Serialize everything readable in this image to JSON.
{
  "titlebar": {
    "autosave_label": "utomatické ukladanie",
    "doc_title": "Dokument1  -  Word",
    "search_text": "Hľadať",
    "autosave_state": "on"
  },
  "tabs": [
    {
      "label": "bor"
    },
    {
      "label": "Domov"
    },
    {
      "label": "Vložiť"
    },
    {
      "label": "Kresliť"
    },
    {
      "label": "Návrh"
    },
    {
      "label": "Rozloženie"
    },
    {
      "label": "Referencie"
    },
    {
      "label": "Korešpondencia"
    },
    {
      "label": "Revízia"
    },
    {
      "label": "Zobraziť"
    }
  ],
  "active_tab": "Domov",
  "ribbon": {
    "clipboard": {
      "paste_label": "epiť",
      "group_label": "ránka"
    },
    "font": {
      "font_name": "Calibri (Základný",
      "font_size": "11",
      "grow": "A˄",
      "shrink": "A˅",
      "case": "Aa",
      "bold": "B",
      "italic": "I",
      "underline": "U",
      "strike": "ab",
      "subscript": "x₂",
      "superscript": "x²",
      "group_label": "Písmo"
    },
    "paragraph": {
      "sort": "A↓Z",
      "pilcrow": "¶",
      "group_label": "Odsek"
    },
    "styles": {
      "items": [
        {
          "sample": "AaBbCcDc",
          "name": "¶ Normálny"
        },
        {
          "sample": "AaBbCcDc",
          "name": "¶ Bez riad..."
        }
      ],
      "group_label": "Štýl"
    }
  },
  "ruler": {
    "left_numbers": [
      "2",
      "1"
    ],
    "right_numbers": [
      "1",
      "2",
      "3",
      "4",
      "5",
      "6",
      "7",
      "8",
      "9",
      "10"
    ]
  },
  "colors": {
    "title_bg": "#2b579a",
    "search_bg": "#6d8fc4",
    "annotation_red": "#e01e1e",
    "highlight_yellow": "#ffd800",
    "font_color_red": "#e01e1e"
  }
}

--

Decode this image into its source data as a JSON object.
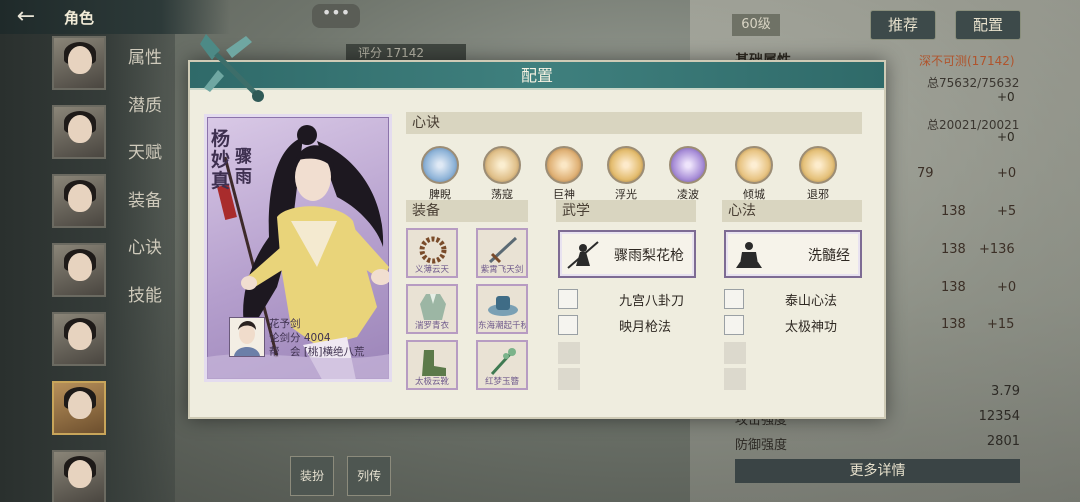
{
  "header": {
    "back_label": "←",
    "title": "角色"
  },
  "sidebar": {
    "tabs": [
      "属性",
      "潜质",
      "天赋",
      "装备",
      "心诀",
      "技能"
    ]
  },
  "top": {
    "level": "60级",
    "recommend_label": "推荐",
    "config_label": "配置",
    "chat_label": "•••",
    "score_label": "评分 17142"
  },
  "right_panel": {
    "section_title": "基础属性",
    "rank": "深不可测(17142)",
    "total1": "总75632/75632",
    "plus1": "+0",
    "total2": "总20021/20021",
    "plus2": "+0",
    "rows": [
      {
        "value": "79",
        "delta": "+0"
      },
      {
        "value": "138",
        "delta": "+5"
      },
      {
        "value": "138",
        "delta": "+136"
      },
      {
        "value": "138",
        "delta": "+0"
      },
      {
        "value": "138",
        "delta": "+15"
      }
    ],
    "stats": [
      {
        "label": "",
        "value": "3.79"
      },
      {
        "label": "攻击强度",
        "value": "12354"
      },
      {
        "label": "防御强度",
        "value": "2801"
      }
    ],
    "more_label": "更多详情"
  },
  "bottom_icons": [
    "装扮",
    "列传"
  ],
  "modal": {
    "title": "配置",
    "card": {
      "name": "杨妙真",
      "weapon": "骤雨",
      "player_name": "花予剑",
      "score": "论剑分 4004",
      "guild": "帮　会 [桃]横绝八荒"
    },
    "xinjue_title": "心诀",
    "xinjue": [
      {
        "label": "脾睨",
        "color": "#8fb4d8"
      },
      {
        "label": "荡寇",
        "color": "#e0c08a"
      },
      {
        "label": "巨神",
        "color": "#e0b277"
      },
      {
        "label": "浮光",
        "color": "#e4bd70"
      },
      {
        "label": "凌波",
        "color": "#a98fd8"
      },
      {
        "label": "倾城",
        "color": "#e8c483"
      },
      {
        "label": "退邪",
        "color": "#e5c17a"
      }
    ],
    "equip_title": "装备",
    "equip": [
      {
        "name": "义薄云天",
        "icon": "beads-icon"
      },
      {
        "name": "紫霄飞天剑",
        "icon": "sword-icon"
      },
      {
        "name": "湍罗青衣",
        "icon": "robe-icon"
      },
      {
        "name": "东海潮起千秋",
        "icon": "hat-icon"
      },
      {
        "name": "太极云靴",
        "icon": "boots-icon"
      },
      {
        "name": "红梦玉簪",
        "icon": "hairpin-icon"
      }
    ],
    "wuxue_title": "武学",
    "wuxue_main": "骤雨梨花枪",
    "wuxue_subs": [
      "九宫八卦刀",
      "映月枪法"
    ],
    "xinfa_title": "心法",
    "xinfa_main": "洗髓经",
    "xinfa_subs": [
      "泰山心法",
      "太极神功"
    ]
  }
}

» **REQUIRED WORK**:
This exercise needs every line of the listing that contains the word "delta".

» **SOLVED PROBLEM**:
        "delta": "+0"
        "delta": "+5"
        "delta": "+136"
        "delta": "+0"
        "delta": "+15"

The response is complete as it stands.